*** Source records Section Begins ***

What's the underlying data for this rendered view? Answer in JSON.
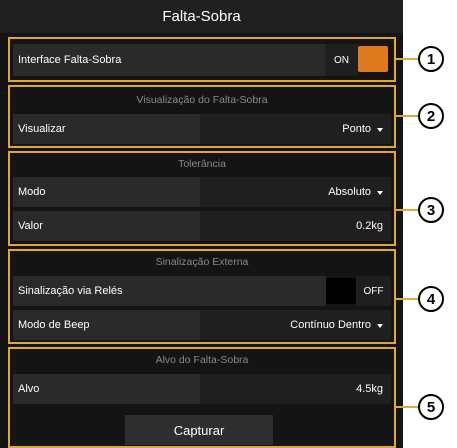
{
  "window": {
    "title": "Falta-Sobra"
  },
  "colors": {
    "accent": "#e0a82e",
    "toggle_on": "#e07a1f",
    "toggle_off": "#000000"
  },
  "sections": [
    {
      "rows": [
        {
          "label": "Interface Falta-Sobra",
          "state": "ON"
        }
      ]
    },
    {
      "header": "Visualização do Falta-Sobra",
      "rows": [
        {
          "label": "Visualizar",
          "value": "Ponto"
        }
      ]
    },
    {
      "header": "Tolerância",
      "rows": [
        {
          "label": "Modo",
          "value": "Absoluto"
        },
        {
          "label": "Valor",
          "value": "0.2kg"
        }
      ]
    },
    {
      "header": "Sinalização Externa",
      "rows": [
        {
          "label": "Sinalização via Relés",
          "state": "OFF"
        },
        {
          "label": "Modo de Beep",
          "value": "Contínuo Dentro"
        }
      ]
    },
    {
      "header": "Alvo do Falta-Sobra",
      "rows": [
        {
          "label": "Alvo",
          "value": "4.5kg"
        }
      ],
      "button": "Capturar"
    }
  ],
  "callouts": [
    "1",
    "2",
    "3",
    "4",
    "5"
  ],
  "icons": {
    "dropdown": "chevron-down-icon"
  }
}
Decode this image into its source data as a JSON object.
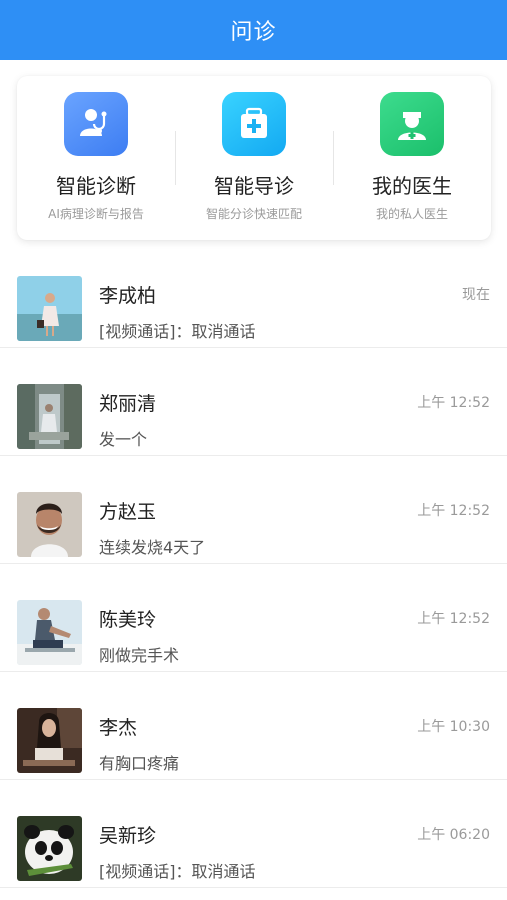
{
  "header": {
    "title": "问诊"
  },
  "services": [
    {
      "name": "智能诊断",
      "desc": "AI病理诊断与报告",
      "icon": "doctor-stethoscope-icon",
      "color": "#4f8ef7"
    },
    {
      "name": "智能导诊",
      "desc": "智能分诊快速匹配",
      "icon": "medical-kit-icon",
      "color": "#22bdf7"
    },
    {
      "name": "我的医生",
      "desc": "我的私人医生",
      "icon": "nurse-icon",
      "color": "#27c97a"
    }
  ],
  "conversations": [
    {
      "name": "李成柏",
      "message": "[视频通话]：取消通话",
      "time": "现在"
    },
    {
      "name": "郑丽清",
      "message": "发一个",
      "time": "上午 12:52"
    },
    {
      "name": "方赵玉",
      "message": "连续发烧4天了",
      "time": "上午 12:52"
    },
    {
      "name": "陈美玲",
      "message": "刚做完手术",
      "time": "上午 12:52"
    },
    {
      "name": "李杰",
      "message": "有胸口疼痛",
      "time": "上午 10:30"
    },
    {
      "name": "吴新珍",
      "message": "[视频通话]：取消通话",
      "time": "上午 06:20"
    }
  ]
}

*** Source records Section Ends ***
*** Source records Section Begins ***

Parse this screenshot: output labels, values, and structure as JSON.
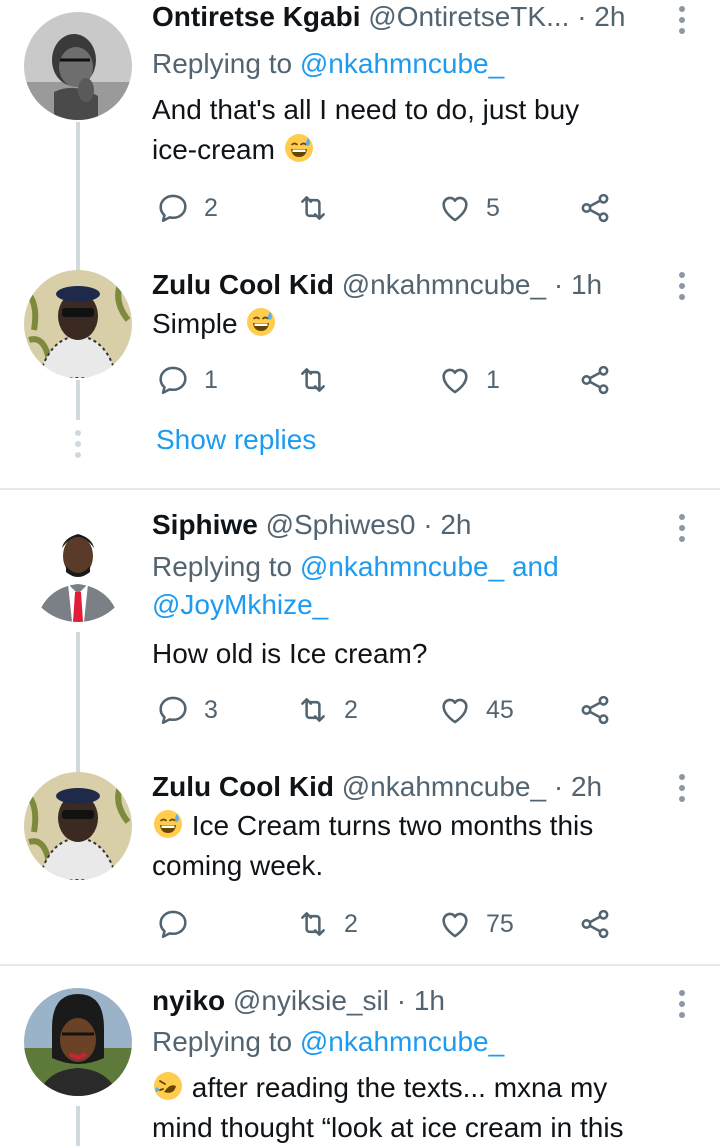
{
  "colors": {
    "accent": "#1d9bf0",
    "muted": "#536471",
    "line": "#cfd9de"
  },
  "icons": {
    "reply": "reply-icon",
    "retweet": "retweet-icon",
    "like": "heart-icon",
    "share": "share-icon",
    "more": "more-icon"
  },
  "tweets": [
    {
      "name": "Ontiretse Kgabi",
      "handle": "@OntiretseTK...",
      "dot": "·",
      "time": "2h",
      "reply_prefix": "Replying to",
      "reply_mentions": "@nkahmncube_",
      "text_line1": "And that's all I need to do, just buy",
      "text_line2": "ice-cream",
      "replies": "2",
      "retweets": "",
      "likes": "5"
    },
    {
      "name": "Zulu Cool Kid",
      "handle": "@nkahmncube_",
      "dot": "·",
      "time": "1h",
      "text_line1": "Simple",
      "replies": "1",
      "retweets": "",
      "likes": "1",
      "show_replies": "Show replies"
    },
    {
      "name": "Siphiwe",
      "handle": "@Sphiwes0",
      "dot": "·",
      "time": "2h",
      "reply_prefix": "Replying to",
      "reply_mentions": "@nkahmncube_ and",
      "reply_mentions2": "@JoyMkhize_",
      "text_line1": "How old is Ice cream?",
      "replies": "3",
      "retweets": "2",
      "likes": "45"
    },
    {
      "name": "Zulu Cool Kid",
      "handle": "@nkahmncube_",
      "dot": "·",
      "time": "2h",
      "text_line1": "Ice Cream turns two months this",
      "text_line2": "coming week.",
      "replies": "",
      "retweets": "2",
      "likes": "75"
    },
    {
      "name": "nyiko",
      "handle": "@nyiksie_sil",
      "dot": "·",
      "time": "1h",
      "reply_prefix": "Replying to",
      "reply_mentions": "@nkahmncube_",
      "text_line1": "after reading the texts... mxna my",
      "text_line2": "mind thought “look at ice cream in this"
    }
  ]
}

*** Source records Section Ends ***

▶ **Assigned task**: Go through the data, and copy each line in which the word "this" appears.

▶ **Solution to the problem**:
What's the underlying data for this rendered view? Answer in JSON.
Decode this image into its source data as a JSON object.
Parse this screenshot: output labels, values, and structure as JSON.
      "text_line1": "Ice Cream turns two months this",
      "text_line2": "mind thought “look at ice cream in this"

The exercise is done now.